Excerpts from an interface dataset
====================

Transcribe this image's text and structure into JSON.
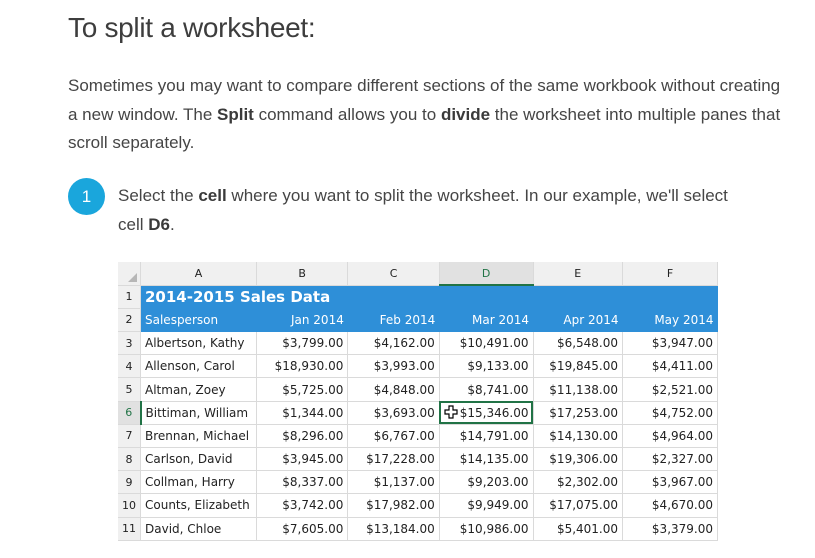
{
  "title": "To split a worksheet:",
  "intro": {
    "p1": "Sometimes you may want to compare different sections of the same workbook without creating a new window. The ",
    "b1": "Split",
    "p2": " command allows you to ",
    "b2": "divide",
    "p3": " the worksheet into multiple panes that scroll separately."
  },
  "step": {
    "number": "1",
    "t1": "Select the ",
    "b1": "cell",
    "t2": " where you want to split the worksheet. In our example, we'll select cell ",
    "b2": "D6",
    "t3": "."
  },
  "sheet": {
    "columns": [
      "A",
      "B",
      "C",
      "D",
      "E",
      "F"
    ],
    "selected_column": "D",
    "selected_row": "6",
    "active_cell": "D6",
    "banner": "2014-2015 Sales Data",
    "headers": [
      "Salesperson",
      "Jan 2014",
      "Feb 2014",
      "Mar 2014",
      "Apr 2014",
      "May 2014"
    ],
    "row_numbers": [
      "1",
      "2",
      "3",
      "4",
      "5",
      "6",
      "7",
      "8",
      "9",
      "10",
      "11"
    ],
    "rows": [
      [
        "Albertson, Kathy",
        "$3,799.00",
        "$4,162.00",
        "$10,491.00",
        "$6,548.00",
        "$3,947.00"
      ],
      [
        "Allenson, Carol",
        "$18,930.00",
        "$3,993.00",
        "$9,133.00",
        "$19,845.00",
        "$4,411.00"
      ],
      [
        "Altman, Zoey",
        "$5,725.00",
        "$4,848.00",
        "$8,741.00",
        "$11,138.00",
        "$2,521.00"
      ],
      [
        "Bittiman, William",
        "$1,344.00",
        "$3,693.00",
        "$15,346.00",
        "$17,253.00",
        "$4,752.00"
      ],
      [
        "Brennan, Michael",
        "$8,296.00",
        "$6,767.00",
        "$14,791.00",
        "$14,130.00",
        "$4,964.00"
      ],
      [
        "Carlson, David",
        "$3,945.00",
        "$17,228.00",
        "$14,135.00",
        "$19,306.00",
        "$2,327.00"
      ],
      [
        "Collman, Harry",
        "$8,337.00",
        "$1,137.00",
        "$9,203.00",
        "$2,302.00",
        "$3,967.00"
      ],
      [
        "Counts, Elizabeth",
        "$3,742.00",
        "$17,982.00",
        "$9,949.00",
        "$17,075.00",
        "$4,670.00"
      ],
      [
        "David, Chloe",
        "$7,605.00",
        "$13,184.00",
        "$10,986.00",
        "$5,401.00",
        "$3,379.00"
      ]
    ],
    "colors": {
      "header_fill": "#2e8fd8",
      "selection": "#217346",
      "step_badge": "#1aa6dc"
    },
    "cursor_icon": "cell-select-cross-icon"
  }
}
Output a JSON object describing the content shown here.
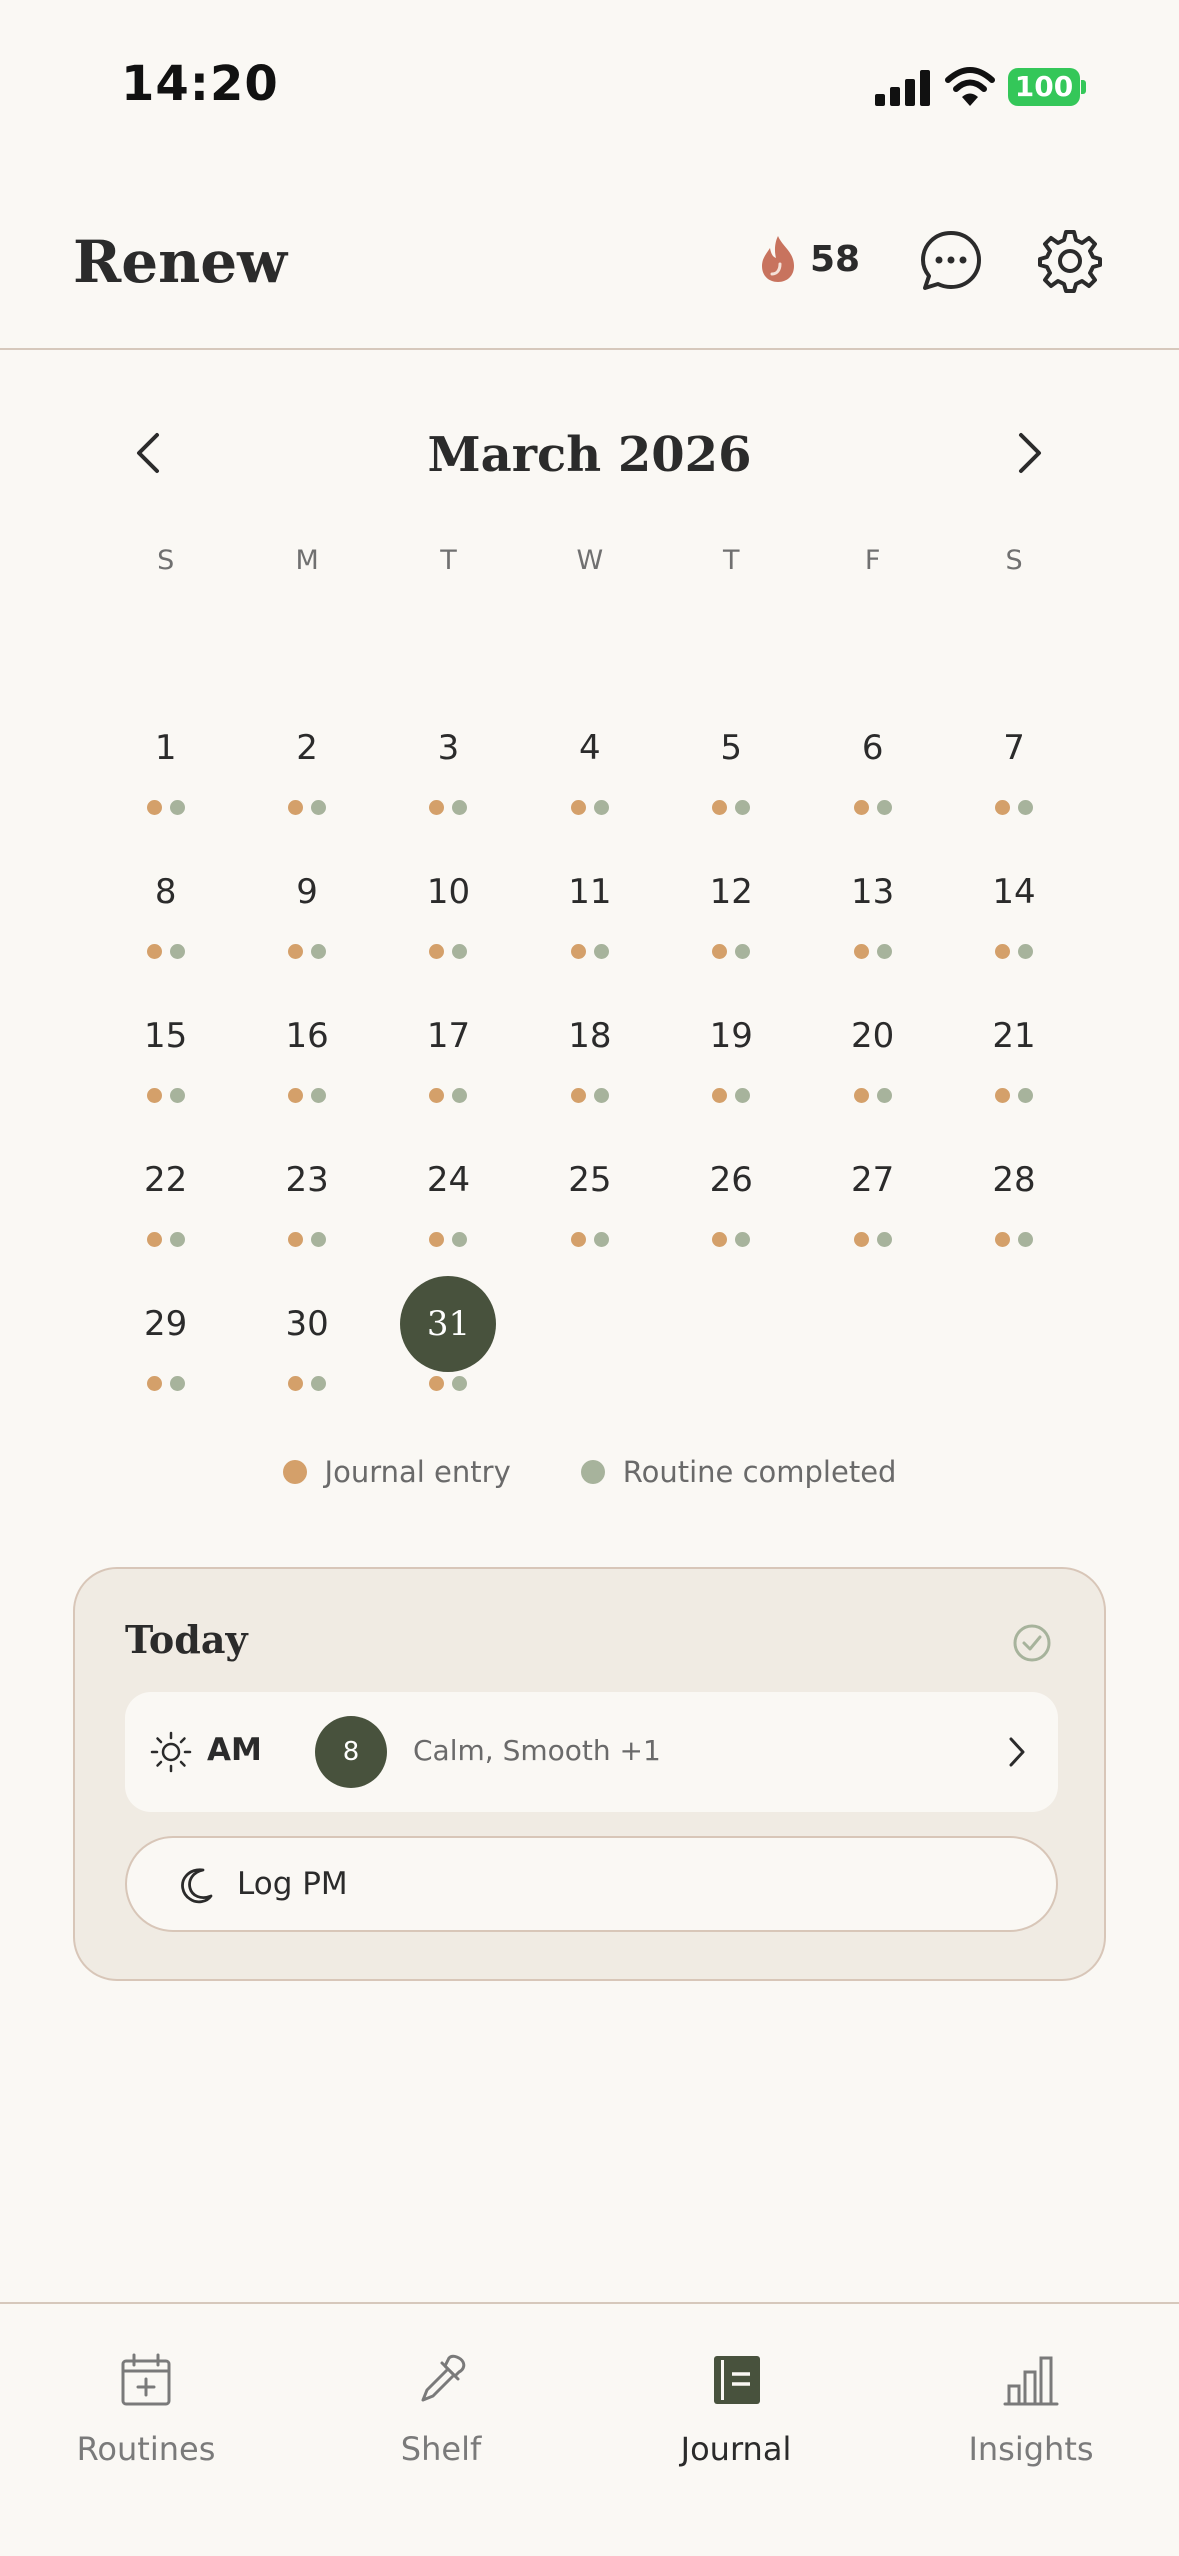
{
  "status_bar": {
    "time": "14:20",
    "battery": "100"
  },
  "header": {
    "title": "Renew",
    "streak_count": "58"
  },
  "calendar": {
    "month_title": "March 2026",
    "weekdays": [
      "S",
      "M",
      "T",
      "W",
      "T",
      "F",
      "S"
    ],
    "leading_blanks": 0,
    "today": 31,
    "days": [
      {
        "n": "1",
        "journal": true,
        "routine": true
      },
      {
        "n": "2",
        "journal": true,
        "routine": true
      },
      {
        "n": "3",
        "journal": true,
        "routine": true
      },
      {
        "n": "4",
        "journal": true,
        "routine": true
      },
      {
        "n": "5",
        "journal": true,
        "routine": true
      },
      {
        "n": "6",
        "journal": true,
        "routine": true
      },
      {
        "n": "7",
        "journal": true,
        "routine": true
      },
      {
        "n": "8",
        "journal": true,
        "routine": true
      },
      {
        "n": "9",
        "journal": true,
        "routine": true
      },
      {
        "n": "10",
        "journal": true,
        "routine": true
      },
      {
        "n": "11",
        "journal": true,
        "routine": true
      },
      {
        "n": "12",
        "journal": true,
        "routine": true
      },
      {
        "n": "13",
        "journal": true,
        "routine": true
      },
      {
        "n": "14",
        "journal": true,
        "routine": true
      },
      {
        "n": "15",
        "journal": true,
        "routine": true
      },
      {
        "n": "16",
        "journal": true,
        "routine": true
      },
      {
        "n": "17",
        "journal": true,
        "routine": true
      },
      {
        "n": "18",
        "journal": true,
        "routine": true
      },
      {
        "n": "19",
        "journal": true,
        "routine": true
      },
      {
        "n": "20",
        "journal": true,
        "routine": true
      },
      {
        "n": "21",
        "journal": true,
        "routine": true
      },
      {
        "n": "22",
        "journal": true,
        "routine": true
      },
      {
        "n": "23",
        "journal": true,
        "routine": true
      },
      {
        "n": "24",
        "journal": true,
        "routine": true
      },
      {
        "n": "25",
        "journal": true,
        "routine": true
      },
      {
        "n": "26",
        "journal": true,
        "routine": true
      },
      {
        "n": "27",
        "journal": true,
        "routine": true
      },
      {
        "n": "28",
        "journal": true,
        "routine": true
      },
      {
        "n": "29",
        "journal": true,
        "routine": true
      },
      {
        "n": "30",
        "journal": true,
        "routine": true
      },
      {
        "n": "31",
        "journal": true,
        "routine": true
      }
    ]
  },
  "legend": {
    "journal": "Journal entry",
    "routine": "Routine completed"
  },
  "today_card": {
    "title": "Today",
    "am_label": "AM",
    "am_score": "8",
    "am_tags": "Calm, Smooth +1",
    "pm_label": "Log PM"
  },
  "tabs": [
    {
      "label": "Routines",
      "icon": "calendar-plus-icon"
    },
    {
      "label": "Shelf",
      "icon": "dropper-icon"
    },
    {
      "label": "Journal",
      "icon": "journal-icon"
    },
    {
      "label": "Insights",
      "icon": "bar-chart-icon"
    }
  ],
  "active_tab": "Journal",
  "colors": {
    "accent": "#48523d",
    "journal_dot": "#d4a06a",
    "routine_dot": "#a7b39c",
    "streak_flame": "#c8735e",
    "background": "#faf8f4",
    "card": "#f0ebe3"
  }
}
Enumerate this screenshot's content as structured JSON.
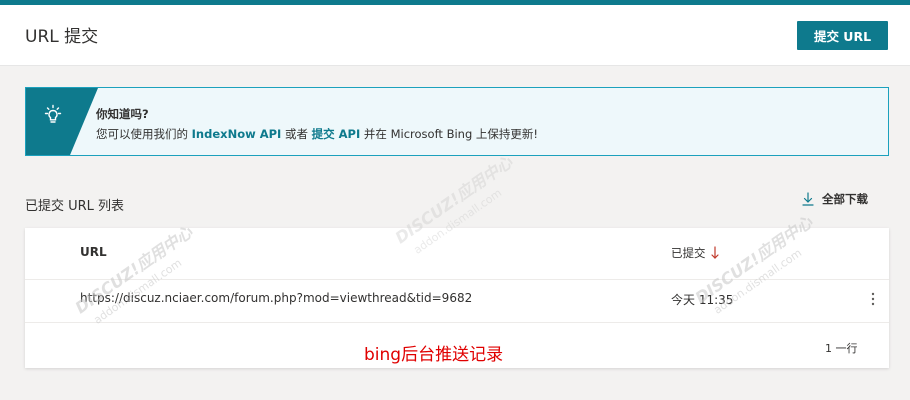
{
  "header": {
    "title": "URL 提交",
    "submit_button": "提交 URL"
  },
  "banner": {
    "title": "你知道吗?",
    "text_part1": "您可以使用我们的 ",
    "link1": "IndexNow API",
    "text_part2": " 或者 ",
    "link2": "提交 API",
    "text_part3": " 并在 Microsoft Bing 上保持更新!",
    "icon": "lightbulb-icon"
  },
  "section": {
    "title": "已提交 URL 列表",
    "download_label": "全部下载",
    "download_icon": "download-icon"
  },
  "table": {
    "headers": {
      "url": "URL",
      "submitted": "已提交"
    },
    "rows": [
      {
        "url": "https://discuz.nciaer.com/forum.php?mod=viewthread&tid=9682",
        "time": "今天 11:35"
      }
    ],
    "row_count": "1 一行"
  },
  "annotation": "bing后台推送记录",
  "watermark": "DISCUZ!应用中心 addon.dismall.com 贰道",
  "colors": {
    "accent": "#0e7a8d",
    "banner_border": "#1ba1bd",
    "banner_bg": "#eef8fb",
    "annotation": "#e00000"
  }
}
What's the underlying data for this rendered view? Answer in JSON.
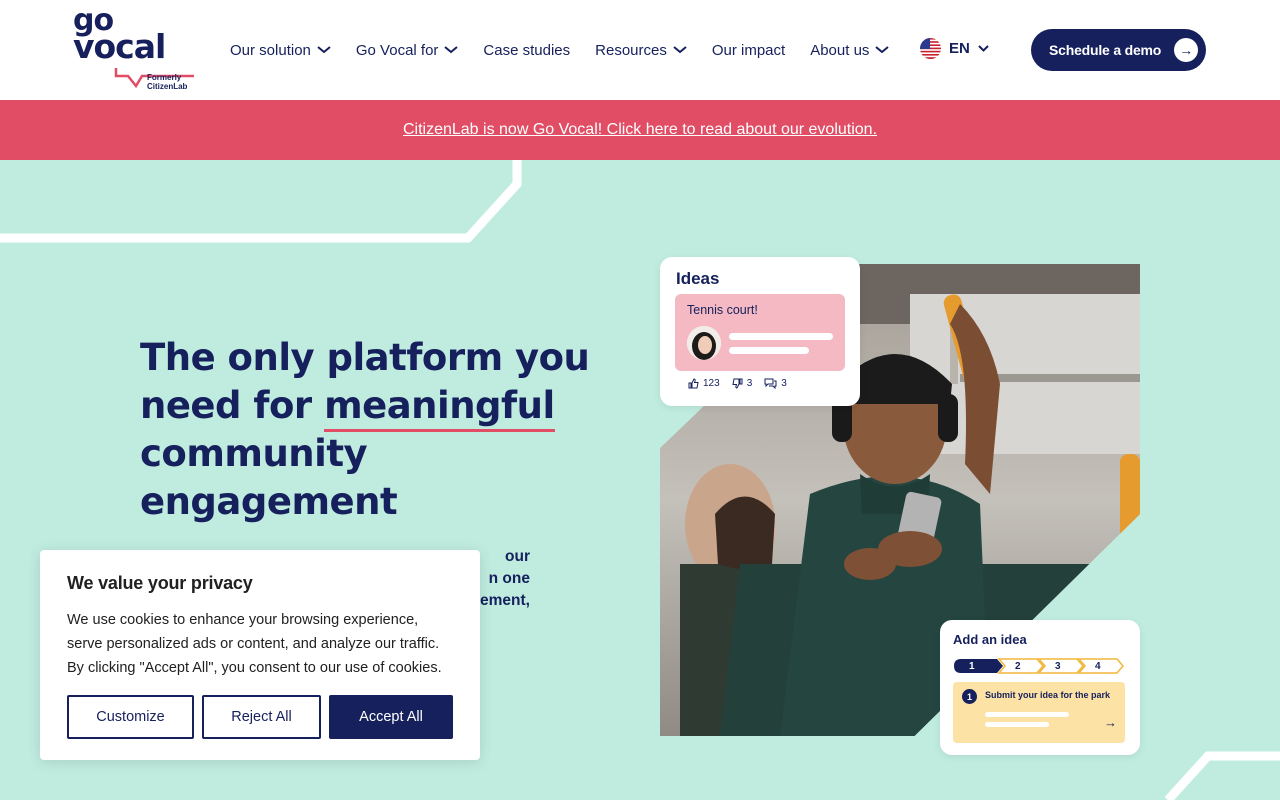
{
  "header": {
    "logo": {
      "line1": "go",
      "line2": "vocal",
      "tagline1": "Formerly",
      "tagline2": "CitizenLab"
    },
    "nav": [
      {
        "label": "Our solution",
        "has_dropdown": true
      },
      {
        "label": "Go Vocal for",
        "has_dropdown": true
      },
      {
        "label": "Case studies",
        "has_dropdown": false
      },
      {
        "label": "Resources",
        "has_dropdown": true
      },
      {
        "label": "Our impact",
        "has_dropdown": false
      },
      {
        "label": "About us",
        "has_dropdown": true
      }
    ],
    "language": {
      "code": "EN",
      "icon": "us-flag-icon"
    },
    "cta_label": "Schedule a demo"
  },
  "banner": {
    "text": "CitizenLab is now Go Vocal! Click here to read about our evolution."
  },
  "hero": {
    "title_part1": "The only platform you need for",
    "title_highlight": "meaningful",
    "title_part2": "community engagement",
    "subtitle_lines": [
      "our",
      "n one",
      "ement,"
    ]
  },
  "ideas_card": {
    "title": "Ideas",
    "idea_label": "Tennis court!",
    "upvotes": "123",
    "downvotes": "3",
    "comments": "3"
  },
  "add_card": {
    "title": "Add an idea",
    "steps": [
      "1",
      "2",
      "3",
      "4"
    ],
    "step_number": "1",
    "step_text": "Submit your idea for the park"
  },
  "cookie": {
    "title": "We value your privacy",
    "body": "We use cookies to enhance your browsing experience, serve personalized ads or content, and analyze our traffic. By clicking \"Accept All\", you consent to our use of cookies.",
    "buttons": {
      "customize": "Customize",
      "reject": "Reject All",
      "accept": "Accept All"
    }
  },
  "colors": {
    "navy": "#15205c",
    "brand_red": "#e04d64",
    "mint_background": "#c0ece0",
    "idea_pink": "#f4b9c2",
    "step_yellow": "#fce2a4"
  }
}
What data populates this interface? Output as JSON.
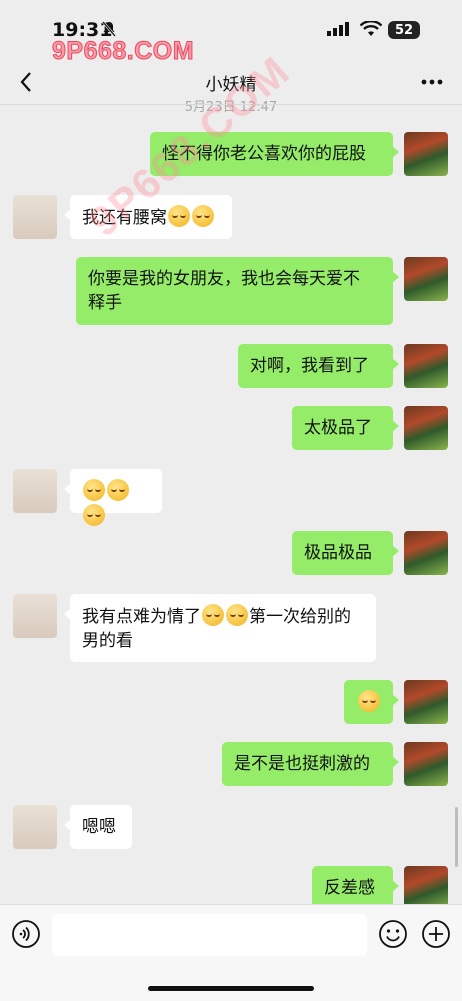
{
  "status_bar": {
    "time": "19:31",
    "battery": "52"
  },
  "watermark": {
    "top": "9P668.COM"
  },
  "header": {
    "title": "小妖精",
    "timestamp": "5月23日 12:47"
  },
  "messages": [
    {
      "from": "me",
      "text": "怪不得你老公喜欢你的屁股"
    },
    {
      "from": "them",
      "text": "我还有腰窝",
      "emojis": 2
    },
    {
      "from": "me",
      "text": "你要是我的女朋友，我也会每天爱不\n释手"
    },
    {
      "from": "me",
      "text": "对啊，我看到了"
    },
    {
      "from": "me",
      "text": "太极品了"
    },
    {
      "from": "them",
      "text": "",
      "emojis": 3
    },
    {
      "from": "me",
      "text": "极品极品"
    },
    {
      "from": "them",
      "text_before": "我有点难为情了",
      "emojis": 2,
      "text_after": "第一次给别的",
      "text_line2": "男的看"
    },
    {
      "from": "me",
      "text": "",
      "emojis": 1
    },
    {
      "from": "me",
      "text": "是不是也挺刺激的"
    },
    {
      "from": "them",
      "text": "嗯嗯"
    },
    {
      "from": "me",
      "text": "反差感"
    }
  ],
  "icons": {
    "back": "chevron-left-icon",
    "more": "more-dots-icon",
    "voice": "voice-icon",
    "emoji": "emoji-face-icon",
    "plus": "plus-icon"
  }
}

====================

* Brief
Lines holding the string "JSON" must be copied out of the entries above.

* Response to this task
Transcribe this image's text and structure into JSON.
Output a JSON object describing the content shown here.
Enumerate this screenshot's content as structured JSON.
What's the underlying data for this rendered view? Answer in JSON.
What data populates this interface? Output as JSON.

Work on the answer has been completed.